3.2 Architectural Considerations
The second set of principles governs the overall architecture of Perl 6. These principles are connected to the past, present, and future of Perl, and define the fundamental purpose of Perl 6. No principle stands alone; each is balanced against the others.
3.2.1 Perl Should Stay Perl
Everyone agrees that Perl 6 should still be Perl, but the question is, what exactly does that mean? It doesn't mean Perl 6 will have exactly the same syntax. It doesn't mean Perl 6 will have exactly the same features. If it did, Perl 6 would just be Perl 5. So, the core of the question is what makes Perl "Perl"?
18.104.22.168 True to the original purpose
Perl will stay true to its designer's original intended purpose. Larry wanted a language that would get the job done without getting in his way. The language had to be powerful enough to accomplish complex tasks, but still lightweight and flexible. As Larry is fond of saying, "Perl makes the easy things easy and the hard things possible." The fundamental design philosophy of Perl hasn't changed. In Perl 6, the easy things are a little easier and the hard things are more possible.
Perl 6 will be familiar to Perl 5 users. The fundamental syntax is still the same. It's just a little cleaner and a little more consistent. The basic feature set is still the same. It adds some powerful features that will probably change the way we code in Perl, but they aren't required.
Learning Perl 6 will be like American English speakers learning Australian English, not English speakers learning Japanese. Sure, there are some vocabulary changes, and the tone is a little different, but it is still—without any doubt—English.
Perl 6 will be mechanically translatable from Perl 5. In the long term, this isn't nearly as important as what it will be like to write code in Perl 6. But during the transition phase, automatic translation will be important. It will allow developers to start moving ahead before they understand every subtle nuance of every change. Perl has always been about learning what you need now and learning more as you go.
3.2.2 Important New Features
Perl 6 will add a number of features such as exceptions, delegation, multi-method dispatch, continuations, coroutines, and currying, to name a few. These features have proven useful in other languages and provide a great deal of power for solving certain problems. They improve the stability and flexibility of the language.

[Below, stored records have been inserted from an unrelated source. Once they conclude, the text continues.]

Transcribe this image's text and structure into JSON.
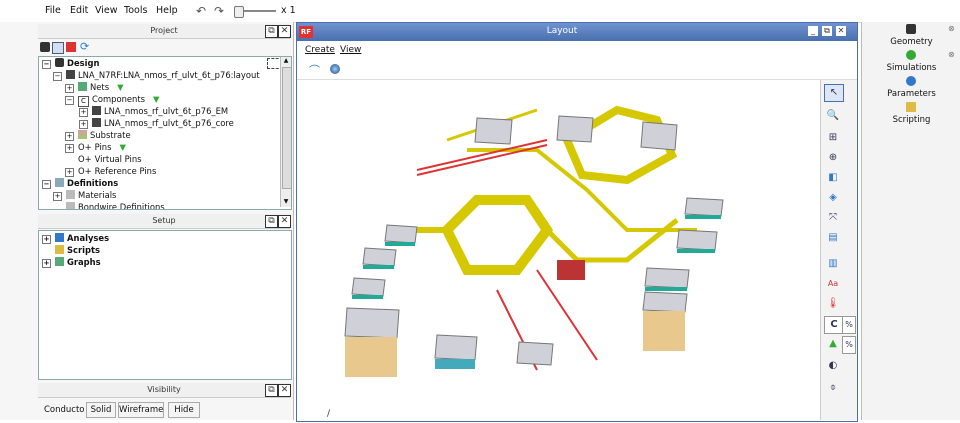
{
  "menu": {
    "file": "File",
    "edit": "Edit",
    "view": "View",
    "tools": "Tools",
    "help": "Help",
    "zoom_label": "x 1"
  },
  "project": {
    "title": "Project",
    "tree": {
      "design": "Design",
      "layout_path": "LNA_N7RF:LNA_nmos_rf_ulvt_6t_p76:layout",
      "nets": "Nets",
      "components": "Components",
      "comp1": "LNA_nmos_rf_ulvt_6t_p76_EM",
      "comp2": "LNA_nmos_rf_ulvt_6t_p76_core",
      "substrate": "Substrate",
      "pins": "Pins",
      "virtual_pins": "Virtual Pins",
      "reference_pins": "Reference Pins",
      "definitions": "Definitions",
      "materials": "Materials",
      "bondwire": "Bondwire Definitions"
    }
  },
  "setup": {
    "title": "Setup",
    "analyses": "Analyses",
    "scripts": "Scripts",
    "graphs": "Graphs"
  },
  "visibility": {
    "title": "Visibility",
    "conductors": "Conducto",
    "solid": "Solid",
    "wireframe": "Wireframe",
    "hide": "Hide"
  },
  "layout": {
    "title": "Layout",
    "rf_badge": "RF",
    "menu_create": "Create",
    "menu_view": "View"
  },
  "right_tabs": {
    "geometry": "Geometry",
    "simulations": "Simulations",
    "parameters": "Parameters",
    "scripting": "Scripting"
  },
  "tools": {
    "percent": "%",
    "aa": "Aa",
    "c": "C"
  },
  "colors": {
    "accent": "#4a6fae",
    "title_gradient_top": "#6f92d0",
    "trace_yellow": "#d6c800",
    "pad_grey": "#cfd0d8"
  }
}
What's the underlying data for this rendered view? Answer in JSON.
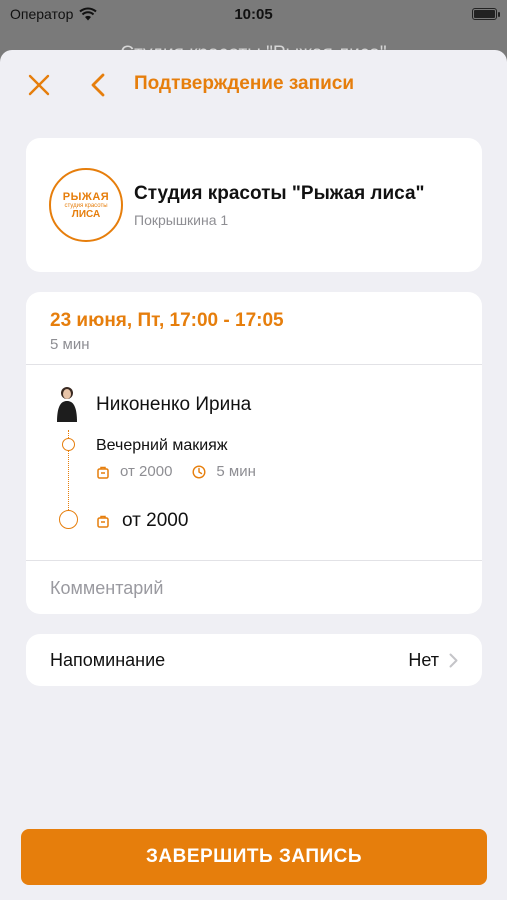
{
  "status_bar": {
    "carrier": "Оператор",
    "time": "10:05"
  },
  "background": {
    "title": "Студия красоты \"Рыжая лиса\""
  },
  "header": {
    "title": "Подтверждение записи"
  },
  "salon": {
    "name": "Студия красоты \"Рыжая лиса\"",
    "address": "Покрышкина 1",
    "logo": {
      "line1": "РЫЖАЯ",
      "line2": "студия красоты",
      "line3": "ЛИСА"
    }
  },
  "booking": {
    "date_time": "23 июня, Пт, 17:00 - 17:05",
    "duration": "5 мин",
    "master_name": "Никоненко Ирина",
    "service": {
      "name": "Вечерний макияж",
      "price": "от 2000",
      "duration": "5 мин"
    },
    "total": "от 2000",
    "comment_placeholder": "Комментарий"
  },
  "reminder": {
    "label": "Напоминание",
    "value": "Нет"
  },
  "finish_button": "ЗАВЕРШИТЬ ЗАПИСЬ",
  "colors": {
    "accent": "#e67e0c",
    "sheet_background": "#efeff4",
    "secondary_text": "#8e8e93"
  }
}
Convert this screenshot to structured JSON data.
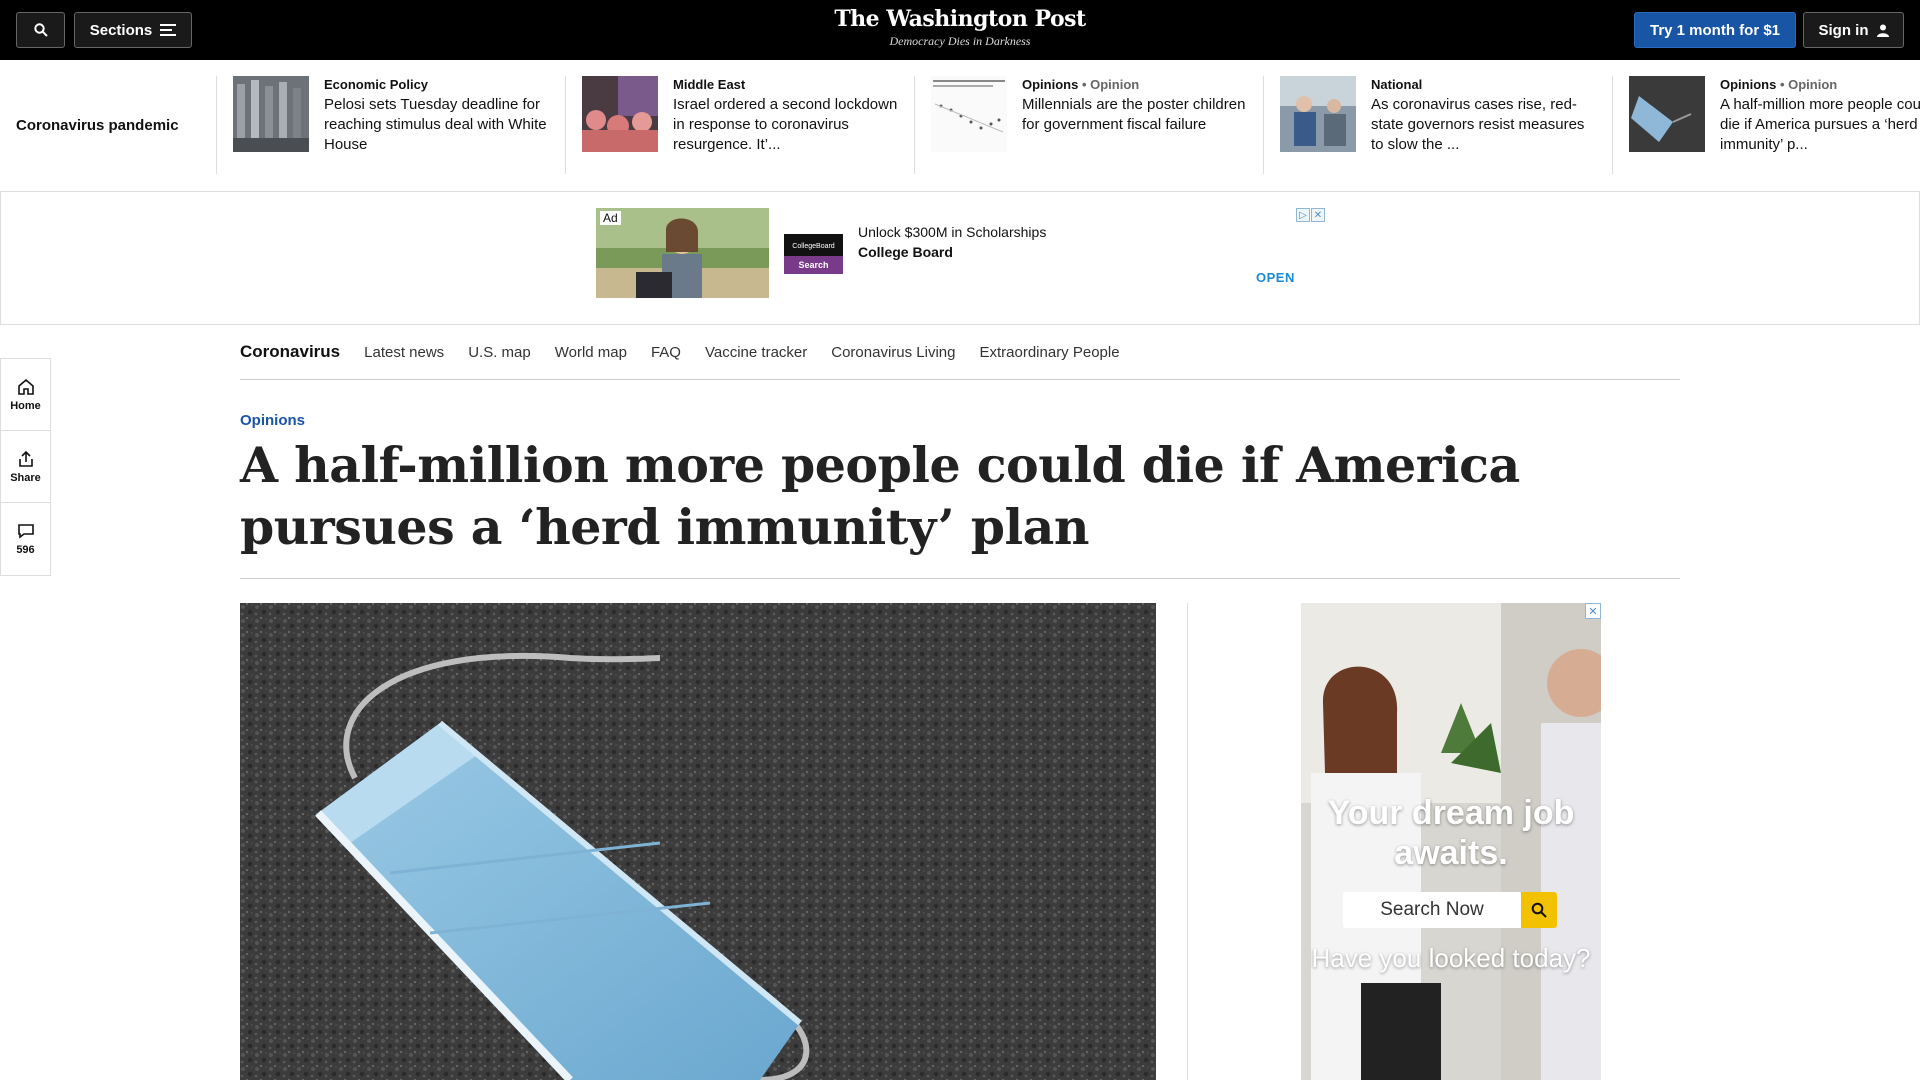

Many of these features are traditionally difficult to understand. Perl takes the same approach as always: provide powerful tools, make them easy to use, and leave it up to the user to decide whether and how to use them. Most users probably won't even know they're using currying when they use the assuming method.
Features like these are an important part of preparing Perl for the future. Who knows what development paradigms might develop in a language that has this combination of advanced features in a form easily approachable by the average programmer. It may not be a revolution, but it's certainly evolution.
3.2.3 Long-Term Usability
Perl 6 isn't a revision intended to last a couple of years and then be tossed out. It's intended to last 20 years or more. This long-range vision affects the shape of the language and the process of building it. We're not interested in the latest fad or in whipping up a few exciting tricks. We want strong, dependable tools with plenty of room to grow. And we're not afraid to take a little extra time now to get it right. This doesn't mean Perl 6.0 will be perfect, any more than any other release has been perfect. It's just another step of progress.